When the string "Floor" is part of a line in the data below, report the whole line.

→ TASK INPUT

--

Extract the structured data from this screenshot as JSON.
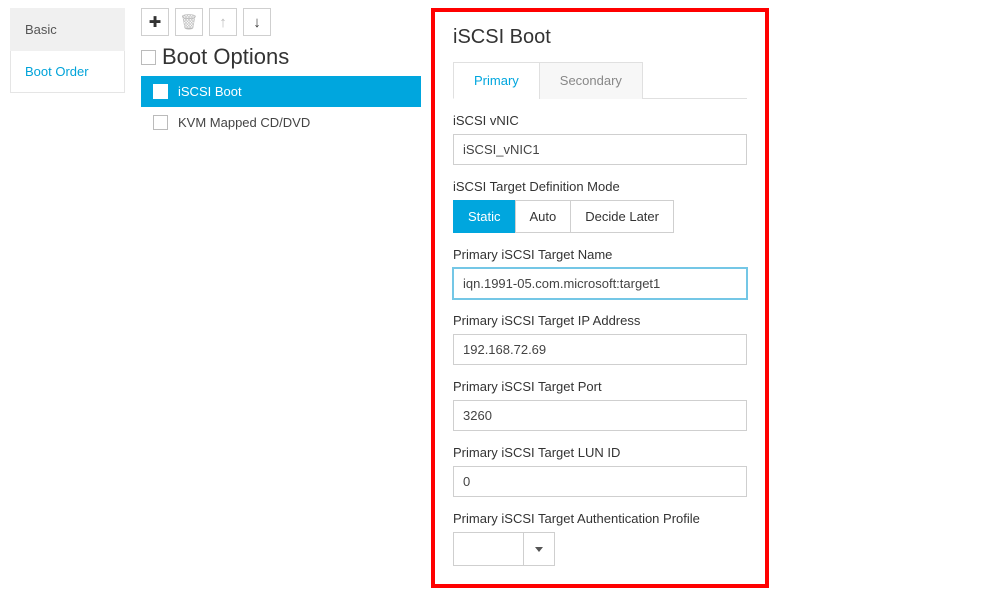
{
  "sidebar": {
    "basic": "Basic",
    "bootorder": "Boot Order"
  },
  "middle": {
    "section": "Boot Options",
    "items": [
      {
        "label": "iSCSI Boot",
        "selected": true
      },
      {
        "label": "KVM Mapped CD/DVD",
        "selected": false
      }
    ]
  },
  "panel": {
    "title": "iSCSI Boot",
    "tabs": {
      "primary": "Primary",
      "secondary": "Secondary"
    },
    "vnic": {
      "label": "iSCSI vNIC",
      "value": "iSCSI_vNIC1"
    },
    "mode": {
      "label": "iSCSI Target Definition Mode",
      "options": {
        "static": "Static",
        "auto": "Auto",
        "later": "Decide Later"
      }
    },
    "tname": {
      "label": "Primary iSCSI Target Name",
      "value": "iqn.1991-05.com.microsoft:target1"
    },
    "tip": {
      "label": "Primary iSCSI Target IP Address",
      "value": "192.168.72.69"
    },
    "tport": {
      "label": "Primary iSCSI Target Port",
      "value": "3260"
    },
    "tlun": {
      "label": "Primary iSCSI Target LUN ID",
      "value": "0"
    },
    "tauth": {
      "label": "Primary iSCSI Target Authentication Profile",
      "value": ""
    }
  }
}
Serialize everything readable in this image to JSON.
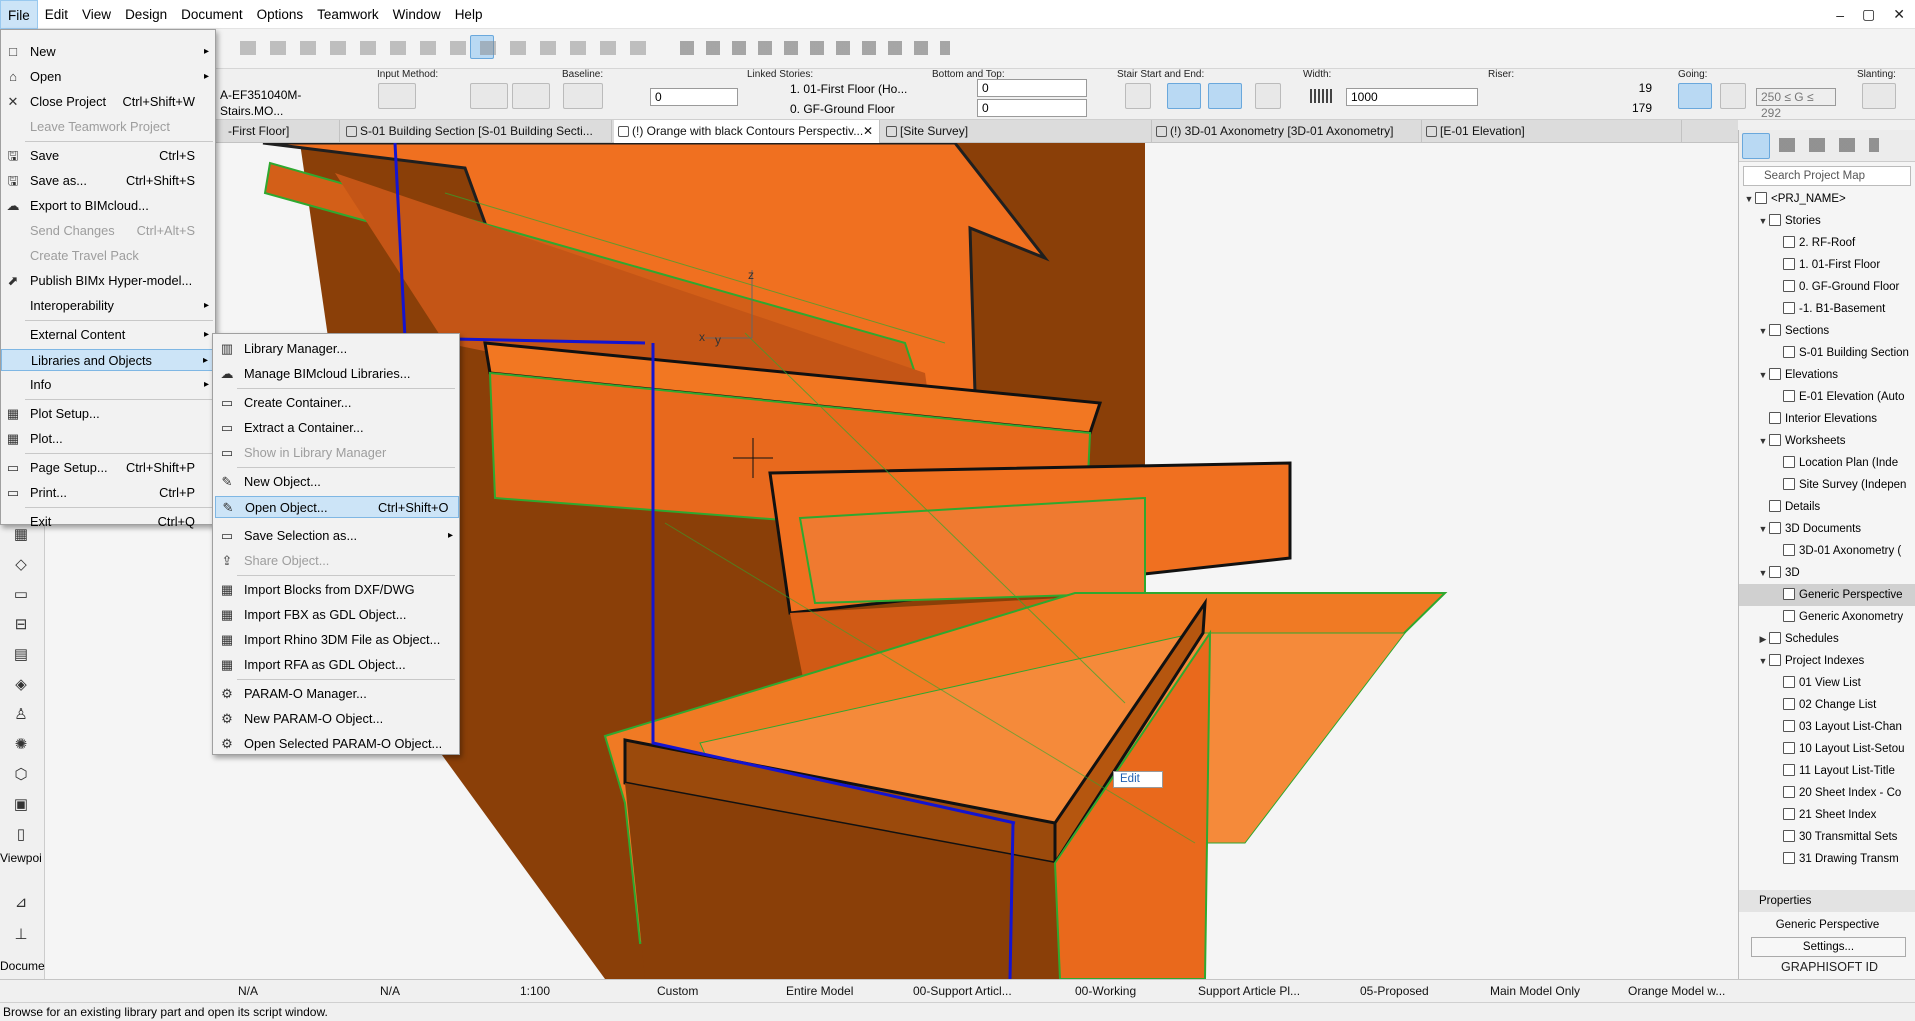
{
  "menubar": [
    "File",
    "Edit",
    "View",
    "Design",
    "Document",
    "Options",
    "Teamwork",
    "Window",
    "Help"
  ],
  "window_controls": [
    "–",
    "▢",
    "✕"
  ],
  "infobox": {
    "element_id": "A-EF351040M- Stairs.MO...",
    "sections": {
      "input_method": "Input Method:",
      "baseline": "Baseline:",
      "linked_stories": "Linked Stories:",
      "bottom_top": "Bottom and Top:",
      "stair_start_end": "Stair Start and End:",
      "width": "Width:",
      "riser": "Riser:",
      "going": "Going:",
      "slanting": "Slanting:"
    },
    "baseline_value": "0",
    "linked_story_top": "1. 01-First Floor (Ho...",
    "linked_story_bottom": "0. GF-Ground Floor",
    "bottom_value": "0",
    "top_value": "0",
    "width_value": "1000",
    "riser_count": "19",
    "riser_height": "179",
    "going_range": "250 ≤ G ≤ 292"
  },
  "tabs": [
    {
      "label": "-First Floor]"
    },
    {
      "label": "S-01 Building Section [S-01 Building Secti..."
    },
    {
      "label": "(!) Orange with black Contours Perspectiv...",
      "close": "✕"
    },
    {
      "label": "[Site Survey]"
    },
    {
      "label": "(!) 3D-01 Axonometry [3D-01 Axonometry]"
    },
    {
      "label": "[E-01 Elevation]"
    }
  ],
  "file_menu": {
    "items": [
      {
        "label": "New",
        "arrow": true
      },
      {
        "label": "Open",
        "arrow": true
      },
      {
        "label": "Close Project",
        "shortcut": "Ctrl+Shift+W"
      },
      {
        "label": "Leave Teamwork Project",
        "disabled": true
      },
      {
        "label": "Save",
        "shortcut": "Ctrl+S"
      },
      {
        "label": "Save as...",
        "shortcut": "Ctrl+Shift+S"
      },
      {
        "label": "Export to BIMcloud..."
      },
      {
        "label": "Send Changes",
        "shortcut": "Ctrl+Alt+S",
        "disabled": true
      },
      {
        "label": "Create Travel Pack",
        "disabled": true
      },
      {
        "label": "Publish BIMx Hyper-model..."
      },
      {
        "label": "Interoperability",
        "arrow": true
      },
      {
        "label": "External Content",
        "arrow": true
      },
      {
        "label": "Libraries and Objects",
        "arrow": true,
        "highlight": true
      },
      {
        "label": "Info",
        "arrow": true
      },
      {
        "label": "Plot Setup..."
      },
      {
        "label": "Plot..."
      },
      {
        "label": "Page Setup...",
        "shortcut": "Ctrl+Shift+P"
      },
      {
        "label": "Print...",
        "shortcut": "Ctrl+P"
      },
      {
        "label": "Exit",
        "shortcut": "Ctrl+Q"
      }
    ]
  },
  "libraries_submenu": {
    "items": [
      {
        "label": "Library Manager..."
      },
      {
        "label": "Manage BIMcloud Libraries..."
      },
      {
        "label": "Create Container..."
      },
      {
        "label": "Extract a Container..."
      },
      {
        "label": "Show in Library Manager",
        "disabled": true
      },
      {
        "label": "New Object..."
      },
      {
        "label": "Open Object...",
        "shortcut": "Ctrl+Shift+O",
        "highlight": true
      },
      {
        "label": "Save Selection as...",
        "arrow": true
      },
      {
        "label": "Share Object...",
        "disabled": true
      },
      {
        "label": "Import Blocks from DXF/DWG"
      },
      {
        "label": "Import FBX as GDL Object..."
      },
      {
        "label": "Import Rhino 3DM File as Object..."
      },
      {
        "label": "Import RFA as GDL Object..."
      },
      {
        "label": "PARAM-O Manager..."
      },
      {
        "label": "New PARAM-O Object..."
      },
      {
        "label": "Open Selected PARAM-O Object..."
      }
    ]
  },
  "leftbar": {
    "viewpoint_label": "Viewpoi",
    "document_label": "Docume"
  },
  "project_map": {
    "search_placeholder": "Search Project Map",
    "tree": [
      {
        "label": "<PRJ_NAME>",
        "level": 0,
        "caret": "open"
      },
      {
        "label": "Stories",
        "level": 1,
        "caret": "open"
      },
      {
        "label": "2. RF-Roof",
        "level": 2
      },
      {
        "label": "1. 01-First Floor",
        "level": 2
      },
      {
        "label": "0. GF-Ground Floor",
        "level": 2
      },
      {
        "label": "-1. B1-Basement",
        "level": 2
      },
      {
        "label": "Sections",
        "level": 1,
        "caret": "open"
      },
      {
        "label": "S-01 Building Section",
        "level": 2
      },
      {
        "label": "Elevations",
        "level": 1,
        "caret": "open"
      },
      {
        "label": "E-01 Elevation (Auto",
        "level": 2
      },
      {
        "label": "Interior Elevations",
        "level": 1
      },
      {
        "label": "Worksheets",
        "level": 1,
        "caret": "open"
      },
      {
        "label": "Location Plan (Inde",
        "level": 2
      },
      {
        "label": "Site Survey (Indepen",
        "level": 2
      },
      {
        "label": "Details",
        "level": 1
      },
      {
        "label": "3D Documents",
        "level": 1,
        "caret": "open"
      },
      {
        "label": "3D-01 Axonometry (",
        "level": 2
      },
      {
        "label": "3D",
        "level": 1,
        "caret": "open"
      },
      {
        "label": "Generic Perspective",
        "level": 2,
        "selected": true
      },
      {
        "label": "Generic Axonometry",
        "level": 2
      },
      {
        "label": "Schedules",
        "level": 1,
        "caret": "closed"
      },
      {
        "label": "Project Indexes",
        "level": 1,
        "caret": "open"
      },
      {
        "label": "01 View List",
        "level": 2
      },
      {
        "label": "02 Change List",
        "level": 2
      },
      {
        "label": "03 Layout List-Chan",
        "level": 2
      },
      {
        "label": "10 Layout List-Setou",
        "level": 2
      },
      {
        "label": "11 Layout List-Title",
        "level": 2
      },
      {
        "label": "20 Sheet Index - Co",
        "level": 2
      },
      {
        "label": "21 Sheet Index",
        "level": 2
      },
      {
        "label": "30 Transmittal Sets",
        "level": 2
      },
      {
        "label": "31 Drawing Transm",
        "level": 2
      }
    ],
    "properties_header": "Properties",
    "properties_value": "Generic Perspective",
    "settings_button": "Settings...",
    "brand": "GRAPHISOFT ID"
  },
  "bottombar": {
    "zoom1": "N/A",
    "zoom2": "N/A",
    "scale": "1:100",
    "layer_combo": "Custom",
    "model_view": "Entire Model",
    "pen_set": "00-Support Articl...",
    "dim": "00-Working",
    "renovation": "Support Article Pl...",
    "status": "05-Proposed",
    "filter": "Main Model Only",
    "graphic_override": "Orange Model w..."
  },
  "viewport": {
    "edit_label": "Edit",
    "axis_z": "z",
    "axis_x": "x",
    "axis_y": "y"
  },
  "status_text": "Browse for an existing library part and open its script window.",
  "colors": {
    "stair_orange": "#f07020",
    "stair_dark": "#8a3f08",
    "contour_green": "#2fa82f",
    "edge_blue": "#1414d0",
    "highlight": "#cce4f7"
  }
}
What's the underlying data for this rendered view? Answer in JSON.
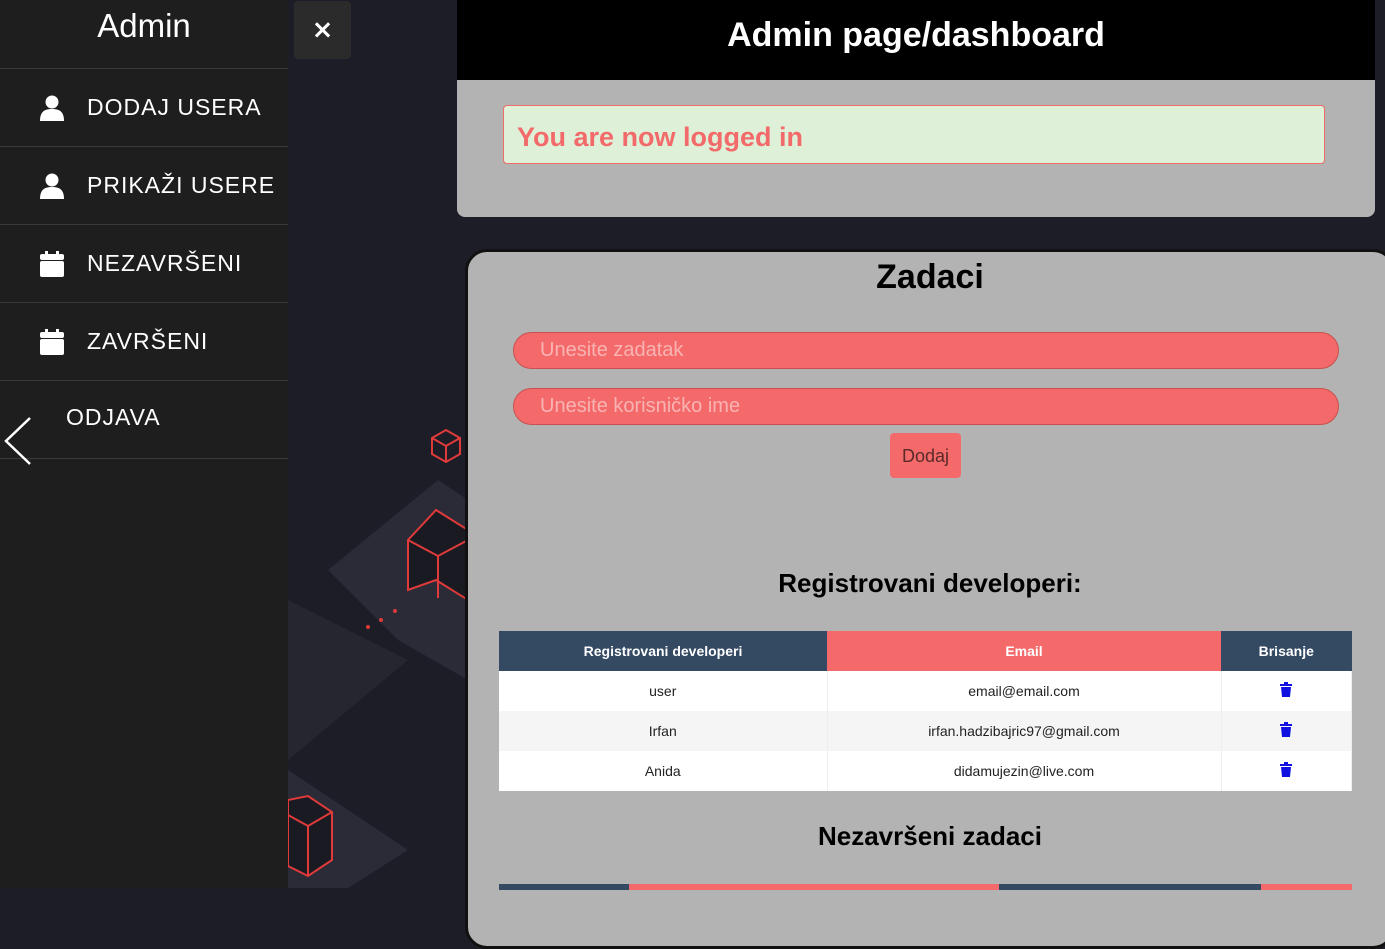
{
  "sidebar": {
    "title": "Admin",
    "items": [
      {
        "label": "DODAJ USERA",
        "icon": "user-icon"
      },
      {
        "label": "PRIKAŽI USERE",
        "icon": "user-icon"
      },
      {
        "label": "NEZAVRŠENI",
        "icon": "calendar-icon"
      },
      {
        "label": "ZAVRŠENI",
        "icon": "calendar-icon"
      },
      {
        "label": "ODJAVA",
        "icon": "chevron-left-icon"
      }
    ]
  },
  "close_button": {
    "label": "×"
  },
  "header": {
    "title": "Admin page/dashboard"
  },
  "alert": {
    "message": "You are now logged in"
  },
  "tasks": {
    "title": "Zadaci",
    "task_placeholder": "Unesite zadatak",
    "username_placeholder": "Unesite korisničko ime",
    "add_label": "Dodaj"
  },
  "developers": {
    "heading": "Registrovani developeri:",
    "columns": [
      "Registrovani developeri",
      "Email",
      "Brisanje"
    ],
    "rows": [
      {
        "name": "user",
        "email": "email@email.com"
      },
      {
        "name": "Irfan",
        "email": "irfan.hadzibajric97@gmail.com"
      },
      {
        "name": "Anida",
        "email": "didamujezin@live.com"
      }
    ]
  },
  "unfinished": {
    "heading": "Nezavršeni zadaci"
  },
  "colors": {
    "accent": "#f46a6a",
    "table_header": "#344a63",
    "sidebar": "#1e1e1e",
    "alert_bg": "#dff0d8",
    "trash": "#1010e0"
  }
}
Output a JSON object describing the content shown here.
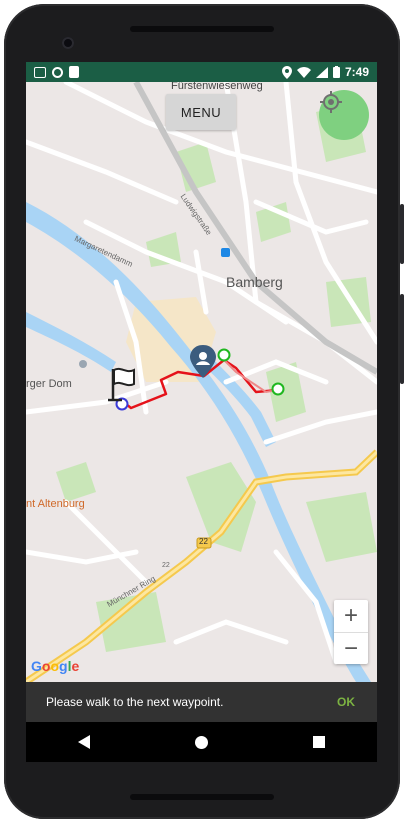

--

→ REPLY
    "linked_story_top": "1. 01-First Floor (Ho...",
    "linked_story_bottom": "0. GF-Ground Floor",
      "label": "-First Floor]"
        "label": "1. 01-First Floor",
        "label": "0. GF-Ground Floor",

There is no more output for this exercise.